I think the right way is (1) indirect and (2) negative.

(1) Indirect. Practice prayer, as much as possible, in the quiet way of contemplation: the effect follows of itself, out of prayer.

(2) Negative. Avoid distractions, as far as possible. Cultivate the habit of getting a few instants or a few minutes of peace as often as possible. It is like opening a window to let peace flow in: or, still more, like shutting a door to keep noise out. But you can’t make silence. You can make a noise. But you can only “make” silence by stopping the noise, or stopping your ears. Hence the way to get that “recollection,” which is simply interior peace, is not by any positive effort, but only negative effort;–that is, the cessation of acting or thinking.

Consequently, it ought always to be a relaxation, not an effort. Consequently, it ought never to cause fatigue, or overstrain, or headache.

I think all this is true, and I hope it is clear. Beginners have to meditate, work, tire themselves. But contemplation is rest, peace and refreshment; and its effect is extraordinarily strengthening. Just as the body is after sleep, so the will is after prayer.

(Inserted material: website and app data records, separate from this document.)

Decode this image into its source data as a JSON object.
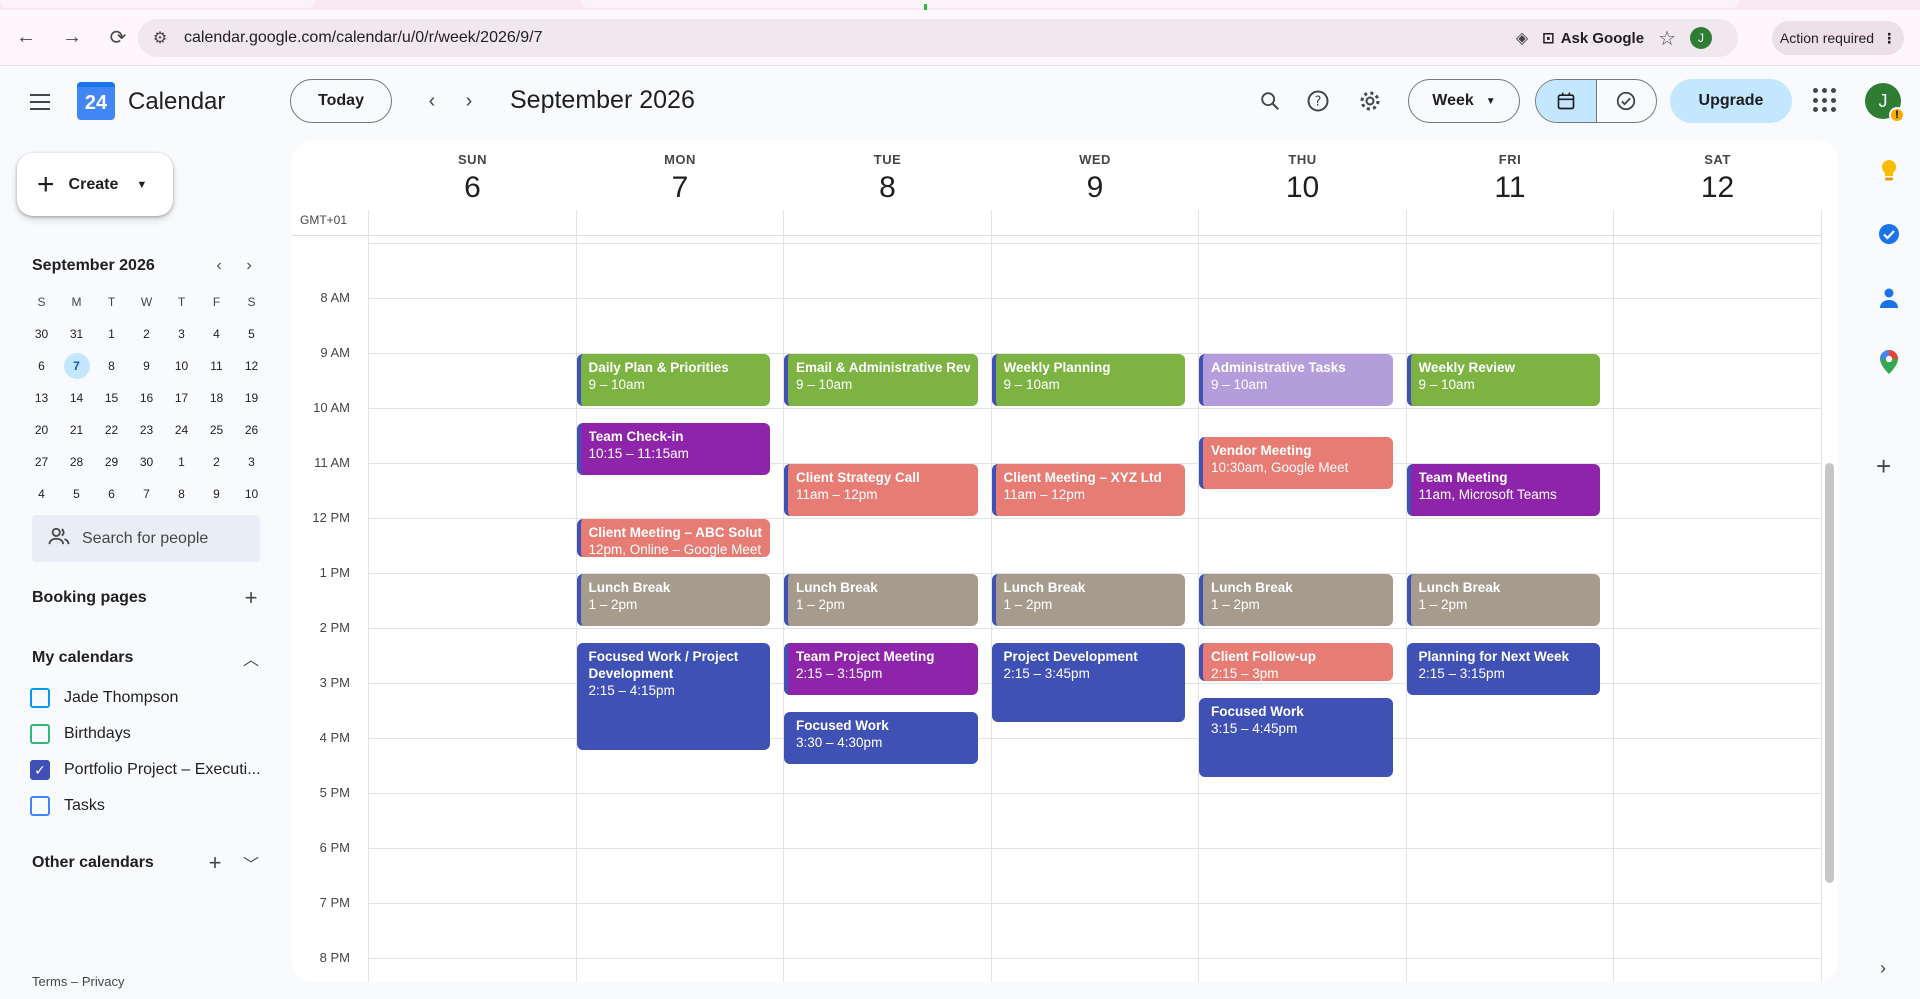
{
  "browser": {
    "url": "calendar.google.com/calendar/u/0/r/week/2026/9/7",
    "ask_google": "Ask Google",
    "profile_initial": "J",
    "action_required": "Action required"
  },
  "header": {
    "app_name": "Calendar",
    "logo_day": "24",
    "today_label": "Today",
    "month_title": "September 2026",
    "view_label": "Week",
    "upgrade_label": "Upgrade",
    "avatar_initial": "J"
  },
  "sidebar": {
    "create_label": "Create",
    "mini_calendar": {
      "title": "September 2026",
      "weekdays": [
        "S",
        "M",
        "T",
        "W",
        "T",
        "F",
        "S"
      ],
      "weeks": [
        [
          "30",
          "31",
          "1",
          "2",
          "3",
          "4",
          "5"
        ],
        [
          "6",
          "7",
          "8",
          "9",
          "10",
          "11",
          "12"
        ],
        [
          "13",
          "14",
          "15",
          "16",
          "17",
          "18",
          "19"
        ],
        [
          "20",
          "21",
          "22",
          "23",
          "24",
          "25",
          "26"
        ],
        [
          "27",
          "28",
          "29",
          "30",
          "1",
          "2",
          "3"
        ],
        [
          "4",
          "5",
          "6",
          "7",
          "8",
          "9",
          "10"
        ]
      ],
      "selected": "7"
    },
    "people_search_placeholder": "Search for people",
    "booking_pages": "Booking pages",
    "my_calendars": "My calendars",
    "calendars": [
      {
        "name": "Jade Thompson",
        "checked": false,
        "color": "#039be5"
      },
      {
        "name": "Birthdays",
        "checked": false,
        "color": "#33b679"
      },
      {
        "name": "Portfolio Project – Executi...",
        "checked": true,
        "color": "#3f51b5"
      },
      {
        "name": "Tasks",
        "checked": false,
        "color": "#4285f4"
      }
    ],
    "other_calendars": "Other calendars",
    "footer": "Terms – Privacy"
  },
  "week": {
    "timezone": "GMT+01",
    "days": [
      {
        "dow": "SUN",
        "num": "6"
      },
      {
        "dow": "MON",
        "num": "7"
      },
      {
        "dow": "TUE",
        "num": "8"
      },
      {
        "dow": "WED",
        "num": "9"
      },
      {
        "dow": "THU",
        "num": "10"
      },
      {
        "dow": "FRI",
        "num": "11"
      },
      {
        "dow": "SAT",
        "num": "12"
      }
    ],
    "hours": [
      "8 AM",
      "9 AM",
      "10 AM",
      "11 AM",
      "12 PM",
      "1 PM",
      "2 PM",
      "3 PM",
      "4 PM",
      "5 PM",
      "6 PM",
      "7 PM",
      "8 PM"
    ],
    "events": [
      {
        "day": 1,
        "start": 9,
        "end": 10,
        "title": "Daily Plan & Priorities",
        "time": "9 – 10am",
        "color": "#7cb342"
      },
      {
        "day": 1,
        "start": 10.25,
        "end": 11.25,
        "title": "Team Check-in",
        "time": "10:15 – 11:15am",
        "color": "#8e24aa"
      },
      {
        "day": 1,
        "start": 12,
        "end": 12.75,
        "title": "Client Meeting – ABC Solutions",
        "time": "12pm, Online – Google Meet",
        "color": "#e67c73"
      },
      {
        "day": 1,
        "start": 13,
        "end": 14,
        "title": "Lunch Break",
        "time": "1 – 2pm",
        "color": "#a79b8e"
      },
      {
        "day": 1,
        "start": 14.25,
        "end": 16.25,
        "title": "Focused Work / Project Development",
        "time": "2:15 – 4:15pm",
        "color": "#3f51b5",
        "wrap": true
      },
      {
        "day": 2,
        "start": 9,
        "end": 10,
        "title": "Email & Administrative Review",
        "time": "9 – 10am",
        "color": "#7cb342"
      },
      {
        "day": 2,
        "start": 11,
        "end": 12,
        "title": "Client Strategy Call",
        "time": "11am – 12pm",
        "color": "#e67c73"
      },
      {
        "day": 2,
        "start": 13,
        "end": 14,
        "title": "Lunch Break",
        "time": "1 – 2pm",
        "color": "#a79b8e"
      },
      {
        "day": 2,
        "start": 14.25,
        "end": 15.25,
        "title": "Team Project Meeting",
        "time": "2:15 – 3:15pm",
        "color": "#8e24aa"
      },
      {
        "day": 2,
        "start": 15.5,
        "end": 16.5,
        "title": "Focused Work",
        "time": "3:30 – 4:30pm",
        "color": "#3f51b5"
      },
      {
        "day": 3,
        "start": 9,
        "end": 10,
        "title": "Weekly Planning",
        "time": "9 – 10am",
        "color": "#7cb342"
      },
      {
        "day": 3,
        "start": 11,
        "end": 12,
        "title": "Client Meeting – XYZ Ltd",
        "time": "11am – 12pm",
        "color": "#e67c73"
      },
      {
        "day": 3,
        "start": 13,
        "end": 14,
        "title": "Lunch Break",
        "time": "1 – 2pm",
        "color": "#a79b8e"
      },
      {
        "day": 3,
        "start": 14.25,
        "end": 15.75,
        "title": "Project Development",
        "time": "2:15 – 3:45pm",
        "color": "#3f51b5"
      },
      {
        "day": 4,
        "start": 9,
        "end": 10,
        "title": "Administrative Tasks",
        "time": "9 – 10am",
        "color": "#b39ddb"
      },
      {
        "day": 4,
        "start": 10.5,
        "end": 11.5,
        "title": "Vendor Meeting",
        "time": "10:30am, Google Meet",
        "color": "#e67c73"
      },
      {
        "day": 4,
        "start": 13,
        "end": 14,
        "title": "Lunch Break",
        "time": "1 – 2pm",
        "color": "#a79b8e"
      },
      {
        "day": 4,
        "start": 14.25,
        "end": 15,
        "title": "Client Follow-up",
        "time": "2:15 – 3pm",
        "color": "#e67c73"
      },
      {
        "day": 4,
        "start": 15.25,
        "end": 16.75,
        "title": "Focused Work",
        "time": "3:15 – 4:45pm",
        "color": "#3f51b5"
      },
      {
        "day": 5,
        "start": 9,
        "end": 10,
        "title": "Weekly Review",
        "time": "9 – 10am",
        "color": "#7cb342"
      },
      {
        "day": 5,
        "start": 11,
        "end": 12,
        "title": "Team Meeting",
        "time": "11am, Microsoft Teams",
        "color": "#8e24aa"
      },
      {
        "day": 5,
        "start": 13,
        "end": 14,
        "title": "Lunch Break",
        "time": "1 – 2pm",
        "color": "#a79b8e"
      },
      {
        "day": 5,
        "start": 14.25,
        "end": 15.25,
        "title": "Planning for Next Week",
        "time": "2:15 – 3:15pm",
        "color": "#3f51b5"
      }
    ]
  }
}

The bold emphasis is mine. I say it this way: You can’t make silence. You can only enter it, or receive it. The silence is there waiting for us to cease our noise making and to quiet ourselves. It is something to rest in. When entered, we are invited to notice God, to pay attention, to listen, to “be still” and know that God is God (Psalm 46:10). And if we know God as God is revealed in Jesus Christ, resting in him is an experience of true sabbath (Hebrews 4:1-13).

Silence, received as gift, can be given. How? By keeping it, by refraining from making a noise. Silence, then, can also be shared, and in sharing, there can be another gift: presence. We can be present to ourselves, to the other, and to God.

Chapman writes, “contemplation is rest, peace and refreshment; and its effect is extraordinarily strengthening. Just as the body is after sleep, so the will is after prayer.”

How does silent, contemplative prayer strengthen and refresh us, reinforcing the will? By reminding us of God’s character, beauty, and grace, and by alerting us to our weakness, infirmity, and humble position. We consider anew the grandeur of who we serve, and renew our commitment to glorify God. We also contemplate our lowly estate and need for divine help. The needy ask for help; God will supply it (Psalm 72:12). We are thereby emboldened and humbled, simultaneously, by silently attending to God.

Getting “Unstuck” in Prayer

Have you ever felt stuck when trying to pray?

Do you ever feel distracted, confused, frustrated, or at a loss when attempting to communicate with God?

Have your efforts in prayer felt like failure?

Have you ever said your prayers to God should feel and sound and be some way other than what you are experiencing?

What do you do?

In his Spiritual Letters, Abbot John Chapman writes:

Pray as you can, and do not try to pray as you can’t.

Take yourself as you find yourself, and start from that.

Remember, God sees your desire to pray. And where do you think that desire comes from?

Simple prayers, earnestly spoken, are a wonderful way to begin. And I’m encouraged to know that when I am without words, the Spirit intercedes for me (Romans 8:26-27).

Accept where you are, trust what you have, begin where you can, be grateful for what you have (the Psalms, the Lord’s Prayer, collects and good liturgy, memorized, reliable words given to you by other Christian people), notice your longing for God, and patiently wait on the Lord.